…however, modern C toolchains typically combine all of it in one Unix command so you can usually go from the C source file to the executable in one step. Because of this, in this section from now on, the terms “compiler” and “toolchain” are used interchangeably.

Things do look a bit different if you have several C source files and libraries, namely like this:


Here, the compiler needs to be called multiple times. But our programs will be one file only, at least for now. Writing “Hello world” in C

Here’s the “Hello world” program in C:

#include <stdio.h>

int main(void)
    printf("Hello world\n");

Let’s go through this line by line:

  • Line 1: We include the header file called “stdio.h” (standard input and output). The angle brackets (“<” and “>”) indicate this header file is expected to be part of the system (as opposed to something we wrote ourselves). Including a file using “#include” causes the preprocessor (which is a part of the compiler) to simply include all the contents of that file during compilation. Header file is typically a file that includes function declarations of functions that are located in a library; including the relevant header file is recommended when functions of a library are used. In our case, we want to use the printf function which outputs text and is part of the C standard library.

  • Lines 3-6: We define the function called “main”. Every C program must have exactly one function called “main” which is the entry point to the program, i.e. the start of the program execution. The keyword “int” means our “main” function returns an integer (as is mandated by the standard) but this isn’t relevant for us now. The keyword “void” means our function doesn’t receive any parameters. We must start and end the function definition with curly brackets (“{” and “}”).

  • Line 5: We call the function printf(). We pass it one parameter, namely the string “Hello world\n”. This causes the function to print the text “Hello world” followed by a newline character, a special character that corresponds to enter, or line feed. We must enter the semicolon (“;”) after the function call to denote the end of the statement.

Exercise: Type (don’t copy-paste) the above program to a file. Call the file “hello.c”. Installing a C compiler

Let’s now ensure we have a C compiler (which in our case includes the assembler, the linker and the standard library) installed.

You may already have one installed. The most common C compilers at the time of writing in Unix systems are gcc and clang. For now it’s not relevant which one you use. You can test if you have gcc installed by running e.g. the following:

$ gcc -o hello hello.c

If you get no output, then you have gcc installed. You should then have the file “hello” in the current working directory. This is our binary file.

You can also try if you have clang installed using e.g. the following:

$ clang -o hello hello.c

Again, no output implies clang having successfully run and compiled the program. For both compilers we passed the command line flag “-o” which makes it possible for us to define the output file, which we define in the following parameter to be “hello”. The last parameter to the compiler is the input C source file.

If you have neither gcc nor clang installed, please install one of them.
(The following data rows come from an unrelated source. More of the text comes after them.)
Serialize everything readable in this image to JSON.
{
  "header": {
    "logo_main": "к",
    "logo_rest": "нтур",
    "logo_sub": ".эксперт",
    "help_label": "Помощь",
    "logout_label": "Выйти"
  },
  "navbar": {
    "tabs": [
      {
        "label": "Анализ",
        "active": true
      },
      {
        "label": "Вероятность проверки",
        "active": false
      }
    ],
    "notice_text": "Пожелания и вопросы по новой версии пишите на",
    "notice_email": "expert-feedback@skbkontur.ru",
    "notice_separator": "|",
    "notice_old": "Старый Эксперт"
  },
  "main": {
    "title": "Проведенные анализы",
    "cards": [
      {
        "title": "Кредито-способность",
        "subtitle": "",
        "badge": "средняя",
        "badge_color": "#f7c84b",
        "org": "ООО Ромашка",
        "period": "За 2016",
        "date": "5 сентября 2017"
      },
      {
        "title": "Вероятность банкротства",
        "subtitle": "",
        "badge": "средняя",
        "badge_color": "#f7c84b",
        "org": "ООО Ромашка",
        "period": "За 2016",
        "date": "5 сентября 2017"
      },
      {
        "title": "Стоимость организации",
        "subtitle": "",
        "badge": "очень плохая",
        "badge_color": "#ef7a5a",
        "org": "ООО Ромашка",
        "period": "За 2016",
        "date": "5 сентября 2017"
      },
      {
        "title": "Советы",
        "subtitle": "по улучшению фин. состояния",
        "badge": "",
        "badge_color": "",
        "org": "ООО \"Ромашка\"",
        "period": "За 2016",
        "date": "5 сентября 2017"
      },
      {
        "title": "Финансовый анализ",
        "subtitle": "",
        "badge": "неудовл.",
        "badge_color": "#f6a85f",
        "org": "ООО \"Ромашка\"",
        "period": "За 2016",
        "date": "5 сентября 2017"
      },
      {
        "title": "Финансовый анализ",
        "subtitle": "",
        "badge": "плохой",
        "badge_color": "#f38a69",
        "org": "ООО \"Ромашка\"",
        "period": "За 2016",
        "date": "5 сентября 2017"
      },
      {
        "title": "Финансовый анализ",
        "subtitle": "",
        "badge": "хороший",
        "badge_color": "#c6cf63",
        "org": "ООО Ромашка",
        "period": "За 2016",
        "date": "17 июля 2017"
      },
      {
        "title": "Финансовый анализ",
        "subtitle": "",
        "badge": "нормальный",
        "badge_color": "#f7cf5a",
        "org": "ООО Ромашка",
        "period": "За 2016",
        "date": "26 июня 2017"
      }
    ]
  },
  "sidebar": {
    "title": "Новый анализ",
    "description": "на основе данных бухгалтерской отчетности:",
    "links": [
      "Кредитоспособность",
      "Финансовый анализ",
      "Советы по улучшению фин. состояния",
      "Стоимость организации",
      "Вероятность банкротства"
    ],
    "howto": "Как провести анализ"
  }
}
Again, I cannot tell you how as it is platform dependent; please perform the relevant online searches as necessary.

Once you have been able to compile the “Hello world” program successfully, you can then run the resulting binary file with the following:

$ ./hello
Hello world!

Here, the prefix “./” means we want to run an executable file in the current directory. As we see, the output is what we passed to printf().

Exercise: Compile and run the “Hello world” program.

Exercise: Remove the characters “\n” from the parameter to printf(). Compile and run again. What changed?